Today, this chronic lung disorder affects an estimated 7 million youngsters. It’s the third leading cause of hospitalizations among children under the age of 15, and it’s responsible for 14 million lost school days every year, according to the American Lung Association. What’s more, asthma can cause discomfort, it can prevent kids from playing with others, and if it disturbs sleep it may lead to poorer performance in school, Dr. Edelman says.
There’s no cure for asthma, but it can be managed and treated, and children with asthma can lead healthy lives. Keep reading to learn more about childhood asthma and what teachers and schools can do to help their students manage it.
Identify students with asthma: At the beginning of the school year, ask students and/or parents if asthma is a concern. They'll likely notify you without your having to ask, but if their asthma is well-controlled they may forget to mention it.
Know the symptoms of asthma: The symptoms of asthma can differ from child to child, but generally include shortness of breath, wheezing, continual coughing and difficulty exercising. Dr. Edelman says unexplained anxiety in young kids also can be a sign of asthma.
Brush up on your asthma emergency skills: Most children with asthma have a mild or moderate form of the disease, but a life-threatening asthma episode can happen to anyone with the disorder—and it can come on suddenly. That’s why it’s important for your school to have an asthma emergency plan, which can help you respond to an asthma emergency quickly and calmly. The American Lung Association offers in-service training on responding to asthma emergencies. Related resources and information also are available at lungusa.org.

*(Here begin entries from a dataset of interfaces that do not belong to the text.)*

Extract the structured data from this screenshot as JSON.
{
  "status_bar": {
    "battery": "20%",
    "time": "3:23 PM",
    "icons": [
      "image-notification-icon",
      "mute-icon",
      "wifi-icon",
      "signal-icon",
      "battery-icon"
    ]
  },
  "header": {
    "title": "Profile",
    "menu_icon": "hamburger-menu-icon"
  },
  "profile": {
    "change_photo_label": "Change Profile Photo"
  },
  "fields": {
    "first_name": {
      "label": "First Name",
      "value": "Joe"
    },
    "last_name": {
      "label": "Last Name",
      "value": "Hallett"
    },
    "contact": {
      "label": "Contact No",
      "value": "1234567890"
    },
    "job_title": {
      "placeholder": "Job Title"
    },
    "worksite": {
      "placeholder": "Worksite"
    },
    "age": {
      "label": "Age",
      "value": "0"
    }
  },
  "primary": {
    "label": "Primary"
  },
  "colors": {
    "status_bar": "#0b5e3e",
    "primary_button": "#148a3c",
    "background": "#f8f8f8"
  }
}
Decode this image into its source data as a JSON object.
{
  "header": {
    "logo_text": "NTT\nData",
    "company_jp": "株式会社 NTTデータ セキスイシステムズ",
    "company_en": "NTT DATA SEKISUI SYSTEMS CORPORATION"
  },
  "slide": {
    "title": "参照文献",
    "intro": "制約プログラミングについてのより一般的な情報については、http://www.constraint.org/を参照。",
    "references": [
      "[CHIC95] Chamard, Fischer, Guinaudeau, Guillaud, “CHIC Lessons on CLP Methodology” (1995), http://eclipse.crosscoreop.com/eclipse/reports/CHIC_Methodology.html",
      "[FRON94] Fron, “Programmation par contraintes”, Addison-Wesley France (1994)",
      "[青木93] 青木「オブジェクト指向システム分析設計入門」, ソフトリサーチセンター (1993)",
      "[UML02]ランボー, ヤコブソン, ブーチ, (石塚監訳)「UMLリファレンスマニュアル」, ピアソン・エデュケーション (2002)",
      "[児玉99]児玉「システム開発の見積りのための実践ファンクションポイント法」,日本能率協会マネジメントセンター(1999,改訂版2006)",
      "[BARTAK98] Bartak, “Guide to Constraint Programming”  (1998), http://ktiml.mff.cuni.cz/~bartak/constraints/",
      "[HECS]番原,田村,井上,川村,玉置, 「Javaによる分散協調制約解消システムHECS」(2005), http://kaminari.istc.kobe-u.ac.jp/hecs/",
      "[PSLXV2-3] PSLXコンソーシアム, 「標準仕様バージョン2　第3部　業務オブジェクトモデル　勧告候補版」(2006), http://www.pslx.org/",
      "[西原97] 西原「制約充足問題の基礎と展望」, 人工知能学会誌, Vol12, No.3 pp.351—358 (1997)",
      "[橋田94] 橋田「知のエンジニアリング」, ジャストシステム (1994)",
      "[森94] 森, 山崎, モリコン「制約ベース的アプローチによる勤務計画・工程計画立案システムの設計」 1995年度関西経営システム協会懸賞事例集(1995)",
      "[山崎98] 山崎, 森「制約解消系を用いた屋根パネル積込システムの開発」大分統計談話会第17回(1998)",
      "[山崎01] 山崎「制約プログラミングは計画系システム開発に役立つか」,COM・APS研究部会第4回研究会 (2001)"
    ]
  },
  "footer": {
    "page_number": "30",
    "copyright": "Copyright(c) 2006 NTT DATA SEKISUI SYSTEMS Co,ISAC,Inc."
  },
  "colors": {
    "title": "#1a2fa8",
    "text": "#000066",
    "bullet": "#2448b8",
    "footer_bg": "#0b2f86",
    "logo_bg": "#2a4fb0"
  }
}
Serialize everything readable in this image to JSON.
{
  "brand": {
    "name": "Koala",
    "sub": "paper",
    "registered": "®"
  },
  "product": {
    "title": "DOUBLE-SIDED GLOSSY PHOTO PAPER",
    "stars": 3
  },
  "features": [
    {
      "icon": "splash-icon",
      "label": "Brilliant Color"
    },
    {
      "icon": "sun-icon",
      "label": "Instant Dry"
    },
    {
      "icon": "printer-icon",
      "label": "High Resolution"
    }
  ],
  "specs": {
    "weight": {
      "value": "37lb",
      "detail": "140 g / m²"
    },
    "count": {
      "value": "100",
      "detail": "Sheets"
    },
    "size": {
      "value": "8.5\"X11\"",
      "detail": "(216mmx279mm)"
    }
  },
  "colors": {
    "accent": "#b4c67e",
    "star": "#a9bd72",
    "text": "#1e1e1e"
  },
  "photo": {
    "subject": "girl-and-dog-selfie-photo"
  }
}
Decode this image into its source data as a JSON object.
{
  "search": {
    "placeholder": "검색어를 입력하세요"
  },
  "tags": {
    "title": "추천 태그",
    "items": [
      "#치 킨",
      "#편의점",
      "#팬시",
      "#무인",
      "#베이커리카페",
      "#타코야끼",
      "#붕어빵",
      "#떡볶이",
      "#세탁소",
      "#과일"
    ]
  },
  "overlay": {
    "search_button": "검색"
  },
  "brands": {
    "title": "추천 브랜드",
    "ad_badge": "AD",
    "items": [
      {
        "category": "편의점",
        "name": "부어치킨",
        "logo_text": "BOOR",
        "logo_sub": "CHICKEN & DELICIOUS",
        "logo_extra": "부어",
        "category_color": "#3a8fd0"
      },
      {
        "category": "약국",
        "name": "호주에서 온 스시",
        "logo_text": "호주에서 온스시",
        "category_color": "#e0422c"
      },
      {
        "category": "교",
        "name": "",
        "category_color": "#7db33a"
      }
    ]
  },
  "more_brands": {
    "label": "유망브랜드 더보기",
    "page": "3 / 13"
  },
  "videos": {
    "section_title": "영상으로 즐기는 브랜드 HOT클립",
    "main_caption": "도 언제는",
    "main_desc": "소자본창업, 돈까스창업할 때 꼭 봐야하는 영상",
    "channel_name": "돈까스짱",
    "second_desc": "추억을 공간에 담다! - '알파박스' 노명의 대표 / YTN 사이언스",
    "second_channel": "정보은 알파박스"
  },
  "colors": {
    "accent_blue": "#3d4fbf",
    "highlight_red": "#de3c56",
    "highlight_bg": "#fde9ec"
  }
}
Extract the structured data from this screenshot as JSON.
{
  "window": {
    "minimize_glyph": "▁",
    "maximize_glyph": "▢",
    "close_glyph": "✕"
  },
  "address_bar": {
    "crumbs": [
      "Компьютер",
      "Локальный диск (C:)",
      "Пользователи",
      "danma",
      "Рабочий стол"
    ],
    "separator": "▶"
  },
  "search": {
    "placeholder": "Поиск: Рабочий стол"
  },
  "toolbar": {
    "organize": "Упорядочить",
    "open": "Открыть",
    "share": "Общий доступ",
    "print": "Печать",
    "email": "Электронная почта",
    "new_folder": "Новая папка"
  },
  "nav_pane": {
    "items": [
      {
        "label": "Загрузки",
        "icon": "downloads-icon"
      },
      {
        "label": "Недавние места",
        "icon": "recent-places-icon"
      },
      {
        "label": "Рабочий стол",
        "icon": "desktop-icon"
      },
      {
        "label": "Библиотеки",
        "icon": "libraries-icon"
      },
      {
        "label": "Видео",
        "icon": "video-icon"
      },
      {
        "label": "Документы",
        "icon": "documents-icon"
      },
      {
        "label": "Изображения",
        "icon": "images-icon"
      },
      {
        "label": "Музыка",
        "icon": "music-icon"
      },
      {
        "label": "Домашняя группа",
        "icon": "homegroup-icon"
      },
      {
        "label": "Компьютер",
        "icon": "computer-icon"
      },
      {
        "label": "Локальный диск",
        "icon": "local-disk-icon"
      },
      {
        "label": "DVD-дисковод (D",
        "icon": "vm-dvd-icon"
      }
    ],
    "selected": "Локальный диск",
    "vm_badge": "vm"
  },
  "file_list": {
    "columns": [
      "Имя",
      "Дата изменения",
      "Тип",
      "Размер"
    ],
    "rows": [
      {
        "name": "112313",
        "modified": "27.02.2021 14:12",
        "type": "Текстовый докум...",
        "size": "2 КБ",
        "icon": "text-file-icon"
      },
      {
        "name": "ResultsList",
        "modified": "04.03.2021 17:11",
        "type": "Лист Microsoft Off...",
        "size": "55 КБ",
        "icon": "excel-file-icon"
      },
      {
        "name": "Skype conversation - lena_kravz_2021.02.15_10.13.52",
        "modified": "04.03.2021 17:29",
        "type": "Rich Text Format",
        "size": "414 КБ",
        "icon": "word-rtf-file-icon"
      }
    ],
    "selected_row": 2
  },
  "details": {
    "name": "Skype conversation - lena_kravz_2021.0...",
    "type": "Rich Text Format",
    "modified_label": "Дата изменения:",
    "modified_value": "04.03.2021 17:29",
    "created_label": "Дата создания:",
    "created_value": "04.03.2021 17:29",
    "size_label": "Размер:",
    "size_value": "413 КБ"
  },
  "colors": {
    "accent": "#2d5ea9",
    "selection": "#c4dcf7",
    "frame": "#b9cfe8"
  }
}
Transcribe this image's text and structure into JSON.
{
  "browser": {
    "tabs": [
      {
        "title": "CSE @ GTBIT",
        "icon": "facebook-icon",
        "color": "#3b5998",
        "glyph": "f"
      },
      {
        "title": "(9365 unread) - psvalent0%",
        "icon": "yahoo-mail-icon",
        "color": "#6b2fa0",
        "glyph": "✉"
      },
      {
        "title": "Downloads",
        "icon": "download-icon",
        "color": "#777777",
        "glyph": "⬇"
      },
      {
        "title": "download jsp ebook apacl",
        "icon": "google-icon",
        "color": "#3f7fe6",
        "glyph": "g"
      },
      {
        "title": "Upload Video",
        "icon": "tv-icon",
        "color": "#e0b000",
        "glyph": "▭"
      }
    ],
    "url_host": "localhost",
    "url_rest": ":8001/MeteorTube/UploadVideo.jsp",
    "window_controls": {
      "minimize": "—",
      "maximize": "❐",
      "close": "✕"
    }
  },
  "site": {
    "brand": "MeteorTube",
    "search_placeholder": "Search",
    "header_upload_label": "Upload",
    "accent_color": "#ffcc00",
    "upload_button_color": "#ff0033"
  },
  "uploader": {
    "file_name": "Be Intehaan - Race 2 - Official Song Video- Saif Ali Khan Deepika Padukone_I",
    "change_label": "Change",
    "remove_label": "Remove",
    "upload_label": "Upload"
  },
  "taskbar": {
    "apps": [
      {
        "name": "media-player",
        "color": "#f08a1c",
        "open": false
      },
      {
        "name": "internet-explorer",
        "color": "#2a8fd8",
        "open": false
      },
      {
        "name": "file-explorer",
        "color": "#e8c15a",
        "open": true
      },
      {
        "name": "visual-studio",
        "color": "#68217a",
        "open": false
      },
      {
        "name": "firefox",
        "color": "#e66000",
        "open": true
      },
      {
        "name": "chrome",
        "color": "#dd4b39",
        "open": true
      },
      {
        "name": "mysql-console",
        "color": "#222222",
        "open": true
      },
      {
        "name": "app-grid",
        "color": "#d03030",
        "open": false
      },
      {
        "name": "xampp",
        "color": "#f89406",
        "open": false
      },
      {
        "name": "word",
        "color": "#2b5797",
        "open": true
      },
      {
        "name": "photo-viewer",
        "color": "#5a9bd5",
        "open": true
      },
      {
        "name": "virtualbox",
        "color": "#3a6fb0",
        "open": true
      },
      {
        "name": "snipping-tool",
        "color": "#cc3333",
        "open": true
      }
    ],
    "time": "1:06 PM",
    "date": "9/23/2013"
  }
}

Maintain an asthma friendly environment: Dr. Edelman says schools should strive to maintain an asthma friendly environment. While there are several component to this, one of the biggest is indoor air quality. Poor air quality can be a concern for schools, especially if the facilities are older. Poorly ventilated exhaust from school buses and parking lots also can contribute to air quality problems. As part of its Asthma-Friendly Schools Initiative, the American Lung Association offers a free toolkit for schools, which includes information about improving indoor air quality, among other steps teachers and schools can take to help their students manage their asthma.